= Exercise aim =
You are asked to write out the entries exactly as they are given.

START Extracted entries

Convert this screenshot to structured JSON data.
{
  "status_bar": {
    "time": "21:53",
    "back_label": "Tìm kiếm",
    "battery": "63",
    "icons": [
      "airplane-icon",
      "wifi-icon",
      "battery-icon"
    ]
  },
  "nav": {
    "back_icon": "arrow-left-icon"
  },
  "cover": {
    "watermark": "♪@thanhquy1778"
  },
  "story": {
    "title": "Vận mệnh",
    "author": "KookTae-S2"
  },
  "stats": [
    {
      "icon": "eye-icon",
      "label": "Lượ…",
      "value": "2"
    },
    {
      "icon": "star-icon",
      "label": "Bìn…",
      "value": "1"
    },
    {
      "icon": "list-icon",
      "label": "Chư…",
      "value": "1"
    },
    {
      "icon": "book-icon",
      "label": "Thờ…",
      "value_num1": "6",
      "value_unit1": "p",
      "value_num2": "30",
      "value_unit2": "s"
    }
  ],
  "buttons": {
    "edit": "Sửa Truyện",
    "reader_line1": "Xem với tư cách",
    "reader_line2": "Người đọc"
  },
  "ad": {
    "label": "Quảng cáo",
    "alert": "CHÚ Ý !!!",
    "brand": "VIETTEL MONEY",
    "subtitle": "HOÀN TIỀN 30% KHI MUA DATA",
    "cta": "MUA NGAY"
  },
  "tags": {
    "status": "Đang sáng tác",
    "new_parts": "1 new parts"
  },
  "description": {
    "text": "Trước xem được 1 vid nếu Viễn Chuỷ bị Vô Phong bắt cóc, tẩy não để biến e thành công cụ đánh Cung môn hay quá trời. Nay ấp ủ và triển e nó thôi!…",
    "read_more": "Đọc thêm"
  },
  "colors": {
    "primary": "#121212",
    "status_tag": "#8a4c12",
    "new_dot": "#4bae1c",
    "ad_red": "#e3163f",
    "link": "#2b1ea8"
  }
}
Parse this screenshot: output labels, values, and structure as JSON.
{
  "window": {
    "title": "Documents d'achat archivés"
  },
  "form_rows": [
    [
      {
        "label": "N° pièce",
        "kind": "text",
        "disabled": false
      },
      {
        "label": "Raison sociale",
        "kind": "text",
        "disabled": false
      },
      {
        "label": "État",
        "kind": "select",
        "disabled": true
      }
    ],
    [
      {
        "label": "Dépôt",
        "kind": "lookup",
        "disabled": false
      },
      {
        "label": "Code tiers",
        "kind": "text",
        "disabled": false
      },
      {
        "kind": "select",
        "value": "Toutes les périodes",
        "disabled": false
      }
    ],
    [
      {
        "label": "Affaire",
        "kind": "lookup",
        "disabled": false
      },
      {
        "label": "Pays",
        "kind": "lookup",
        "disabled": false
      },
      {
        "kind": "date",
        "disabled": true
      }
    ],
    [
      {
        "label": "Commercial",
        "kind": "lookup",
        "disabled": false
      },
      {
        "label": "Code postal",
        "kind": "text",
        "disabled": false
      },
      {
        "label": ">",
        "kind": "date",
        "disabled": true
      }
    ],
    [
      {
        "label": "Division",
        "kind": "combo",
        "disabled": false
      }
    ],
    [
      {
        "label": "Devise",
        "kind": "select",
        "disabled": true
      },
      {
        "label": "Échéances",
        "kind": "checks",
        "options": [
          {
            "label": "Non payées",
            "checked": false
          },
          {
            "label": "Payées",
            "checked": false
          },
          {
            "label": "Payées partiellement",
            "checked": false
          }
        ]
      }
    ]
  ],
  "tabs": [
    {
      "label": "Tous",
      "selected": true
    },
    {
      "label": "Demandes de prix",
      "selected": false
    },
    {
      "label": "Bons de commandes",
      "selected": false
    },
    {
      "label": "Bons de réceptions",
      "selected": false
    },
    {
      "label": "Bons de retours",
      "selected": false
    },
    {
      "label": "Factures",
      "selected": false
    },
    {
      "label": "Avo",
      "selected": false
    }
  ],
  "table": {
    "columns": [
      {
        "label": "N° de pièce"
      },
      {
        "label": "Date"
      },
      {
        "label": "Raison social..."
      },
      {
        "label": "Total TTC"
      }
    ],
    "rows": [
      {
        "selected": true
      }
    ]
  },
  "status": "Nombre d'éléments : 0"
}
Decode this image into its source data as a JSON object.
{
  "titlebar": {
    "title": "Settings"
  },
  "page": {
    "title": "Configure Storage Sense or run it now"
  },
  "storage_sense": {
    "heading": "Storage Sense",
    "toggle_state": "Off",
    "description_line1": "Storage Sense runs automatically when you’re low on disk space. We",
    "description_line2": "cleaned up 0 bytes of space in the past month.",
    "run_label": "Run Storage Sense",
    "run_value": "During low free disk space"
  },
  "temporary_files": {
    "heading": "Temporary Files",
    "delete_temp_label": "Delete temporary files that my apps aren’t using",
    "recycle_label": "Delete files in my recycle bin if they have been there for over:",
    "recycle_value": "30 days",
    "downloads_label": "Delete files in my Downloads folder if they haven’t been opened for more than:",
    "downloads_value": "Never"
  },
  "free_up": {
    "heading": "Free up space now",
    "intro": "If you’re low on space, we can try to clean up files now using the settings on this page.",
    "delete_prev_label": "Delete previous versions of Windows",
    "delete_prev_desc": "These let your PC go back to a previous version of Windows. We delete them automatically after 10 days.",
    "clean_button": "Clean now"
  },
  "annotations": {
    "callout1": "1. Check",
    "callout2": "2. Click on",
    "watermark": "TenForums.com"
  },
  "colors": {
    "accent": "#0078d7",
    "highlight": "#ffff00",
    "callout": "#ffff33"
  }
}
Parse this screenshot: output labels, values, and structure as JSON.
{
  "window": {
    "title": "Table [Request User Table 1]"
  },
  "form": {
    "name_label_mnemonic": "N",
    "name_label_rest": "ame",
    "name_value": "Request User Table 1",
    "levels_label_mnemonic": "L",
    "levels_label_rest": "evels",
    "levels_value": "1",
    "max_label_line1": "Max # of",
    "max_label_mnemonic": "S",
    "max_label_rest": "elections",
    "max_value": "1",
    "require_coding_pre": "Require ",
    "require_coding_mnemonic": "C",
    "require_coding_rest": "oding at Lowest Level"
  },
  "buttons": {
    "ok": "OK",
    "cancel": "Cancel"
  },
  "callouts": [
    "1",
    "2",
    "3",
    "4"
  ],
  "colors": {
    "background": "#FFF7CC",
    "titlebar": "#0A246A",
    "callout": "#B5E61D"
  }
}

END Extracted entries

= Response area =
Convert this screenshot to structured JSON data.
{
  "status_bar": {
    "time": "21:53",
    "back_label": "Tìm kiếm",
    "battery": "63",
    "icons": [
      "airplane-icon",
      "wifi-icon",
      "battery-icon"
    ]
  },
  "nav": {
    "back_icon": "arrow-left-icon"
  },
  "cover": {
    "watermark": "♪@thanhquy1778"
  },
  "story": {
    "title": "Vận mệnh",
    "author": "KookTae-S2"
  },
  "stats": [
    {
      "icon": "eye-icon",
      "label": "Lượ…",
      "value": "2"
    },
    {
      "icon": "star-icon",
      "label": "Bìn…",
      "value": "1"
    },
    {
      "icon": "list-icon",
      "label": "Chư…",
      "value": "1"
    },
    {
      "icon": "book-icon",
      "label": "Thờ…",
      "value_num1": "6",
      "value_unit1": "p",
      "value_num2": "30",
      "value_unit2": "s"
    }
  ],
  "buttons": {
    "edit": "Sửa Truyện",
    "reader_line1": "Xem với tư cách",
    "reader_line2": "Người đọc"
  },
  "ad": {
    "label": "Quảng cáo",
    "alert": "CHÚ Ý !!!",
    "brand": "VIETTEL MONEY",
    "subtitle": "HOÀN TIỀN 30% KHI MUA DATA",
    "cta": "MUA NGAY"
  },
  "tags": {
    "status": "Đang sáng tác",
    "new_parts": "1 new parts"
  },
  "description": {
    "text": "Trước xem được 1 vid nếu Viễn Chuỷ bị Vô Phong bắt cóc, tẩy não để biến e thành công cụ đánh Cung môn hay quá trời. Nay ấp ủ và triển e nó thôi!…",
    "read_more": "Đọc thêm"
  },
  "colors": {
    "primary": "#121212",
    "status_tag": "#8a4c12",
    "new_dot": "#4bae1c",
    "ad_red": "#e3163f",
    "link": "#2b1ea8"
  }
}
Parse this screenshot: output labels, values, and structure as JSON.
{
  "window": {
    "title": "Documents d'achat archivés"
  },
  "form_rows": [
    [
      {
        "label": "N° pièce",
        "kind": "text",
        "disabled": false
      },
      {
        "label": "Raison sociale",
        "kind": "text",
        "disabled": false
      },
      {
        "label": "État",
        "kind": "select",
        "disabled": true
      }
    ],
    [
      {
        "label": "Dépôt",
        "kind": "lookup",
        "disabled": false
      },
      {
        "label": "Code tiers",
        "kind": "text",
        "disabled": false
      },
      {
        "kind": "select",
        "value": "Toutes les périodes",
        "disabled": false
      }
    ],
    [
      {
        "label": "Affaire",
        "kind": "lookup",
        "disabled": false
      },
      {
        "label": "Pays",
        "kind": "lookup",
        "disabled": false
      },
      {
        "kind": "date",
        "disabled": true
      }
    ],
    [
      {
        "label": "Commercial",
        "kind": "lookup",
        "disabled": false
      },
      {
        "label": "Code postal",
        "kind": "text",
        "disabled": false
      },
      {
        "label": ">",
        "kind": "date",
        "disabled": true
      }
    ],
    [
      {
        "label": "Division",
        "kind": "combo",
        "disabled": false
      }
    ],
    [
      {
        "label": "Devise",
        "kind": "select",
        "disabled": true
      },
      {
        "label": "Échéances",
        "kind": "checks",
        "options": [
          {
            "label": "Non payées",
            "checked": false
          },
          {
            "label": "Payées",
            "checked": false
          },
          {
            "label": "Payées partiellement",
            "checked": false
          }
        ]
      }
    ]
  ],
  "tabs": [
    {
      "label": "Tous",
      "selected": true
    },
    {
      "label": "Demandes de prix",
      "selected": false
    },
    {
      "label": "Bons de commandes",
      "selected": false
    },
    {
      "label": "Bons de réceptions",
      "selected": false
    },
    {
      "label": "Bons de retours",
      "selected": false
    },
    {
      "label": "Factures",
      "selected": false
    },
    {
      "label": "Avo",
      "selected": false
    }
  ],
  "table": {
    "columns": [
      {
        "label": "N° de pièce"
      },
      {
        "label": "Date"
      },
      {
        "label": "Raison social..."
      },
      {
        "label": "Total TTC"
      }
    ],
    "rows": [
      {
        "selected": true
      }
    ]
  },
  "status": "Nombre d'éléments : 0"
}
Decode this image into its source data as a JSON object.
{
  "titlebar": {
    "title": "Settings"
  },
  "page": {
    "title": "Configure Storage Sense or run it now"
  },
  "storage_sense": {
    "heading": "Storage Sense",
    "toggle_state": "Off",
    "description_line1": "Storage Sense runs automatically when you’re low on disk space. We",
    "description_line2": "cleaned up 0 bytes of space in the past month.",
    "run_label": "Run Storage Sense",
    "run_value": "During low free disk space"
  },
  "temporary_files": {
    "heading": "Temporary Files",
    "delete_temp_label": "Delete temporary files that my apps aren’t using",
    "recycle_label": "Delete files in my recycle bin if they have been there for over:",
    "recycle_value": "30 days",
    "downloads_label": "Delete files in my Downloads folder if they haven’t been opened for more than:",
    "downloads_value": "Never"
  },
  "free_up": {
    "heading": "Free up space now",
    "intro": "If you’re low on space, we can try to clean up files now using the settings on this page.",
    "delete_prev_label": "Delete previous versions of Windows",
    "delete_prev_desc": "These let your PC go back to a previous version of Windows. We delete them automatically after 10 days.",
    "clean_button": "Clean now"
  },
  "annotations": {
    "callout1": "1. Check",
    "callout2": "2. Click on",
    "watermark": "TenForums.com"
  },
  "colors": {
    "accent": "#0078d7",
    "highlight": "#ffff00",
    "callout": "#ffff33"
  }
}
Parse this screenshot: output labels, values, and structure as JSON.
{
  "window": {
    "title": "Table [Request User Table 1]"
  },
  "form": {
    "name_label_mnemonic": "N",
    "name_label_rest": "ame",
    "name_value": "Request User Table 1",
    "levels_label_mnemonic": "L",
    "levels_label_rest": "evels",
    "levels_value": "1",
    "max_label_line1": "Max # of",
    "max_label_mnemonic": "S",
    "max_label_rest": "elections",
    "max_value": "1",
    "require_coding_pre": "Require ",
    "require_coding_mnemonic": "C",
    "require_coding_rest": "oding at Lowest Level"
  },
  "buttons": {
    "ok": "OK",
    "cancel": "Cancel"
  },
  "callouts": [
    "1",
    "2",
    "3",
    "4"
  ],
  "colors": {
    "background": "#FFF7CC",
    "titlebar": "#0A246A",
    "callout": "#B5E61D"
  }
}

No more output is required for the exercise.